They won't guard one other and, outside of a pregame handshake or some idle chitchat during stoppages of play, probably won't interact much at all.
"I don't feel that every time you mention Derrick Rose's name, you've got to mention mine, or vice versa," Beasley said. "If people want to, they can. But I've got my career to look after. He's got his."
Teams will play five games in five days at the summer league, which also features Indiana, Oklahoma City, New Jersey and Orlando, with each squad playing all the others once. Most of the players are either rookies or second-year pros, most of them simply fighting for jobs in the NBA this coming season.
Beasley and Rose don't have to worry on that front.
That doesn't mean they enter this week with no concerns, however.
Rose has spent the past few days battling tendinitis in his right knee, something that he dealt with at times during his lone season at Memphis. And Beasley missed some summer-league practices with the Heat after suffering a slightly cracked sternum during a defensive drill 45 minutes into the team's first workout.
He will play in Orlando wearing a specially built pad to protect his breastbone, a device that Heat trainer Jay Sabol cobbled together.

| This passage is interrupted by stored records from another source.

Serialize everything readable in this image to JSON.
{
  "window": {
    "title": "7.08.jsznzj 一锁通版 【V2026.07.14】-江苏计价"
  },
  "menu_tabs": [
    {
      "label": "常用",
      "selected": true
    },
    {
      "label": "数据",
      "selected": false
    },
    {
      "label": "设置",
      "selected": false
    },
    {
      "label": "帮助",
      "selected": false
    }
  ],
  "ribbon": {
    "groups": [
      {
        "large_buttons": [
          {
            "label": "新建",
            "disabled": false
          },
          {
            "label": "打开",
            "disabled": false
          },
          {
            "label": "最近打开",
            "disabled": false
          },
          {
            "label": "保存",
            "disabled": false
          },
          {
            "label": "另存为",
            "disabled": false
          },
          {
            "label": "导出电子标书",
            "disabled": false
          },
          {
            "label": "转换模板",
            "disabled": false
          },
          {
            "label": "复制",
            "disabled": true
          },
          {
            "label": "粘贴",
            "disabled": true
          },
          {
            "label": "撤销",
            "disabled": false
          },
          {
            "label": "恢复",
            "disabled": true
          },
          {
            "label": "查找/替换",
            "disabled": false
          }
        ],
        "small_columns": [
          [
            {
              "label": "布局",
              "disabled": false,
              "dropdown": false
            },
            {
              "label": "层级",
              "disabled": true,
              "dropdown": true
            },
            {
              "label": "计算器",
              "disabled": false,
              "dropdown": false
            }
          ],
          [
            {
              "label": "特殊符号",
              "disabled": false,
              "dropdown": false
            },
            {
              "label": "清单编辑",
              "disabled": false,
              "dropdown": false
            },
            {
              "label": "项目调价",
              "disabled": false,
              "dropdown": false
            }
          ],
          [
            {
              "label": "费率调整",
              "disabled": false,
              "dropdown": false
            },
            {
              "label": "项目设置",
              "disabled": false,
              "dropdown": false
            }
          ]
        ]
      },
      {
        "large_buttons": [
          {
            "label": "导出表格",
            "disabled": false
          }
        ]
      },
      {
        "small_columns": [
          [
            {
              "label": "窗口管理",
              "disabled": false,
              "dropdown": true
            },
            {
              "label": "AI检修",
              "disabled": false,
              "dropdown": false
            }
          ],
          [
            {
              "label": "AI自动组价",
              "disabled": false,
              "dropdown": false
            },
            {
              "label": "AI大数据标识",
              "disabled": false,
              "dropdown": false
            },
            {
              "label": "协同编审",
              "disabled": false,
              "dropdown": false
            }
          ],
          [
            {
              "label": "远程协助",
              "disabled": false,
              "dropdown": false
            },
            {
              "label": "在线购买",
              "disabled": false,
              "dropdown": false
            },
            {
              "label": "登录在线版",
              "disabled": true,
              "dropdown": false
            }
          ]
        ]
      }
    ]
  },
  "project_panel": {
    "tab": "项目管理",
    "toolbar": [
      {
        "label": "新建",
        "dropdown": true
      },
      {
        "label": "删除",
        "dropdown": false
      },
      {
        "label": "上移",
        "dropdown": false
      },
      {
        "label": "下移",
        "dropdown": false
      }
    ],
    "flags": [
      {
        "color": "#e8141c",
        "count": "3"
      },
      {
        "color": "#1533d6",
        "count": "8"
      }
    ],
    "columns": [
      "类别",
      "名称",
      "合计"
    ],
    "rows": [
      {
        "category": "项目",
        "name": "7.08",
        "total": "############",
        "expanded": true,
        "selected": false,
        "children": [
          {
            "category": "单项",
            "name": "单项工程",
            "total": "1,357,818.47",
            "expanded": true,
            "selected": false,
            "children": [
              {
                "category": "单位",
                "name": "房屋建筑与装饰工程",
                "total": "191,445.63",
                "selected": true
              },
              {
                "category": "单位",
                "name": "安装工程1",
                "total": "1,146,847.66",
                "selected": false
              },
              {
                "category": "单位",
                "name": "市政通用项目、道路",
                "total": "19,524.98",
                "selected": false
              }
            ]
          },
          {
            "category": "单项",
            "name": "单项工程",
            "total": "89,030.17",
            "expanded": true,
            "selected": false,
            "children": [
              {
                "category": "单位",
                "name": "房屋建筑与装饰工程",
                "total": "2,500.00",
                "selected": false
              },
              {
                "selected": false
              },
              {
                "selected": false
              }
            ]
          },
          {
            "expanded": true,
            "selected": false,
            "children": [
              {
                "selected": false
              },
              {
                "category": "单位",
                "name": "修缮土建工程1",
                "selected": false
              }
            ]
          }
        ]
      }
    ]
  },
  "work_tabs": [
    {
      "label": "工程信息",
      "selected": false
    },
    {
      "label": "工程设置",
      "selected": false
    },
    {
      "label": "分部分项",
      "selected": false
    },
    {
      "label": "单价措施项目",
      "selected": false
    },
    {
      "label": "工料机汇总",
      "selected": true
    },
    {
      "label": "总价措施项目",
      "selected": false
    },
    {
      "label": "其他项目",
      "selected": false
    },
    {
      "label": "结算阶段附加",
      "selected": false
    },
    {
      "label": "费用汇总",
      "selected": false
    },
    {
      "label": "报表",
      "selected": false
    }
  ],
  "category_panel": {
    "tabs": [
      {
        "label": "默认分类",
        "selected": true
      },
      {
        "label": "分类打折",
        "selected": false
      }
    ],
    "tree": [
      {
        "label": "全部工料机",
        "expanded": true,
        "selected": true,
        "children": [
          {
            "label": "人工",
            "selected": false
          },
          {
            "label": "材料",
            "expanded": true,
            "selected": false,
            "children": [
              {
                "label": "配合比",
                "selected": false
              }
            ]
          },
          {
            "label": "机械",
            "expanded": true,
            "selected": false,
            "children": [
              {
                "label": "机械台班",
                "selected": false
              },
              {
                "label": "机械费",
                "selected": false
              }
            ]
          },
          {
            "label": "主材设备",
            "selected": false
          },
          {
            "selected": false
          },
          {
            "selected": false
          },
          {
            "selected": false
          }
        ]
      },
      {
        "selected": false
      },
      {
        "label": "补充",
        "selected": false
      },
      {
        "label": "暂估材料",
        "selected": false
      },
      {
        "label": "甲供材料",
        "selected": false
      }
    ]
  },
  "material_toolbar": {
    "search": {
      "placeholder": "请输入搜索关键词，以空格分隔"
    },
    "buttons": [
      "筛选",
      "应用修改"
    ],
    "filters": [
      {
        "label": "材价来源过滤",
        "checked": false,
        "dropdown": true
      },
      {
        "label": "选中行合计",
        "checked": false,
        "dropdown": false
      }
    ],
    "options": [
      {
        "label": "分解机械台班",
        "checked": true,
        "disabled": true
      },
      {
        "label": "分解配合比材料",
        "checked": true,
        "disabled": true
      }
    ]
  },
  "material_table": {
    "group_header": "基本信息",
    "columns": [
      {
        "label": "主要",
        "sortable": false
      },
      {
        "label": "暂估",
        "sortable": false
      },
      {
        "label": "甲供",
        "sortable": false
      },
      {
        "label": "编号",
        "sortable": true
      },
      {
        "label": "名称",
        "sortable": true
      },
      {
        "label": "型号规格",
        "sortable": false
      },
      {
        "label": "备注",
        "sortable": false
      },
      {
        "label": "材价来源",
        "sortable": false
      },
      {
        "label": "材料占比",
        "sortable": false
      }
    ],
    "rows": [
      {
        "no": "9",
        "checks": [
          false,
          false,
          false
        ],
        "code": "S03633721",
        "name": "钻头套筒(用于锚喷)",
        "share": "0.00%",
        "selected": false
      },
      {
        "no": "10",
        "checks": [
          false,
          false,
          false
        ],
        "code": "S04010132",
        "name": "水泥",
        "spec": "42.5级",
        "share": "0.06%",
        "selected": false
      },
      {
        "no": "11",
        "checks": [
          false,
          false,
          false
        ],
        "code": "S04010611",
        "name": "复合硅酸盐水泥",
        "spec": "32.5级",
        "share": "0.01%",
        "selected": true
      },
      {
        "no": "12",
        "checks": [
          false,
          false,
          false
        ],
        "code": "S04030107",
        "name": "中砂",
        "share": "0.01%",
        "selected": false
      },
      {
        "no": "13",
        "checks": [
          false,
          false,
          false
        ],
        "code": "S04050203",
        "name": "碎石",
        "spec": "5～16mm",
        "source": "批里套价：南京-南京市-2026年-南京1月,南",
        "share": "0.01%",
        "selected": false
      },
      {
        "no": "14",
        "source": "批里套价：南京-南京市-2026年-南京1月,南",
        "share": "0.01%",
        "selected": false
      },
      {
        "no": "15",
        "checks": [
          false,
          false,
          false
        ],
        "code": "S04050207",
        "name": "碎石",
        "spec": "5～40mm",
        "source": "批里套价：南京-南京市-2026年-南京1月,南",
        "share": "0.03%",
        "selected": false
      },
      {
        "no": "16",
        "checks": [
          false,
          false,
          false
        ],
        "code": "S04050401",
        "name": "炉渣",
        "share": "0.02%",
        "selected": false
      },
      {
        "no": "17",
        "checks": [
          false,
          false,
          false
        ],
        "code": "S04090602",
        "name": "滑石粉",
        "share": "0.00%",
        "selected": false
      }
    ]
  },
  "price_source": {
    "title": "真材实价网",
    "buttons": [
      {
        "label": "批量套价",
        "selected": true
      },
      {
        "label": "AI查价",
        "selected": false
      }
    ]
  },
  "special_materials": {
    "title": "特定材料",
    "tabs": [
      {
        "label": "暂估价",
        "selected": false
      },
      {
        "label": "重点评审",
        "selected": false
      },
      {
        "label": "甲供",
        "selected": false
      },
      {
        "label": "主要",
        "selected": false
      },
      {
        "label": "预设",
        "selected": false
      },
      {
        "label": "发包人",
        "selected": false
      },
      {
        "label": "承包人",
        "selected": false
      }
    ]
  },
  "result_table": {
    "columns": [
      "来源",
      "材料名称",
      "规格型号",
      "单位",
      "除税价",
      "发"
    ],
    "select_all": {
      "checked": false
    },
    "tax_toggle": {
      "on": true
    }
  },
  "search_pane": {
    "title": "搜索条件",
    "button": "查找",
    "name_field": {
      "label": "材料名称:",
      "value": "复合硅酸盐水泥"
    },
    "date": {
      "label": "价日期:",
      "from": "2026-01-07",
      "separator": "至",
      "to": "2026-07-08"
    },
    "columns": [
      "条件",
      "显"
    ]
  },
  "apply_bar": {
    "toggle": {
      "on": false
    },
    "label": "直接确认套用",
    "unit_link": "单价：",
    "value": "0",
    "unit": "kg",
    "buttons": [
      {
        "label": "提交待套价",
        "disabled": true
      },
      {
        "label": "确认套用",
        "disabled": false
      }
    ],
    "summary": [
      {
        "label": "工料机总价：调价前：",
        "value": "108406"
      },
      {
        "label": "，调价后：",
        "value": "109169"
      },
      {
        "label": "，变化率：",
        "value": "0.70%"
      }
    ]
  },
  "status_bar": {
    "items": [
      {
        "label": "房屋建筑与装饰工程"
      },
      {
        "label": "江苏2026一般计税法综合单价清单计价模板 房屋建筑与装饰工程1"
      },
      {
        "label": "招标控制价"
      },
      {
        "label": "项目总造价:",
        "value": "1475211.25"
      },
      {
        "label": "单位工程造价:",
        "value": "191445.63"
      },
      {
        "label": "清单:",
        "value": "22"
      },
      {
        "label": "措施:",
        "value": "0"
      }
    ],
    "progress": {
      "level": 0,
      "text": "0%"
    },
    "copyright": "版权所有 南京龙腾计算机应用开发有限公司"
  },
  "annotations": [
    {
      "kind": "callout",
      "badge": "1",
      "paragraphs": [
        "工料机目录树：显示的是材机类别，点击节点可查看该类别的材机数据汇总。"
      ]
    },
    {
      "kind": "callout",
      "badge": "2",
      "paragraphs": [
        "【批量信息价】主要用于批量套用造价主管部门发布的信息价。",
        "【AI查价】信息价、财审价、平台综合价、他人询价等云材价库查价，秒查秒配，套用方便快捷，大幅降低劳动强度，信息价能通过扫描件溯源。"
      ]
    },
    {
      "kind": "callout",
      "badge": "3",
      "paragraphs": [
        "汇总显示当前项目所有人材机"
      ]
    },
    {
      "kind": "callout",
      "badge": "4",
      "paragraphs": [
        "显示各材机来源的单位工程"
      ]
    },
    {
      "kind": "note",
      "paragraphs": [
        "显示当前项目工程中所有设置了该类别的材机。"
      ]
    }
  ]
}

"I'm going to play until my chest caves in," Beasley said. "I feel it in everything I do, but I'm not going to be soft about it. I'm not going to baby it."
The Heat have been assured that there is no additional risk in putting Beasley on the floor this week. He'll feel some pain, and will certainly be tested by opponents who may try to put an extra shoulder or elbow into his chest because they know he's ailing, but Miami's medical staff believes there's no chance of the injury turning into a long-term area of concern.
"He's cleared. He's ready to go and he's eager," Heat coach Erik Spoelstra said. "We've consulted with the doctors and they say it's fine. So, he feels fine. We have a lot of protection out there. ... We feel very comfortable about it."
Spoelstra won't be coaching Miami's summer-league entry; that job goes to longtime Heat assistant Keith Askins.
Instead, Spoelstra's job will be evaluating the entire Heat roster from the bleachers, and he doesn't sound like someone who'll demand immediate dominance from Beasley, either.
"I think it's more important that he gets an understanding of what our system is," Spoelstra said. "He's going to be playing against NBA guys soon enough and that's a great opportunity on Monday to play against Chicago's front line. And they have experience. It'll be a great challenge for him. But this opportunity for us is to help him learn our system, get accustomed to how we do things."
Beasley said he just wants to play, whether it's against Rose or not.
"I'm pretty anxious. I haven't been real competitive since the [NCAA] tournament," Beasley said. "So it's going to be fun, man, to beat up on some other guys for a change."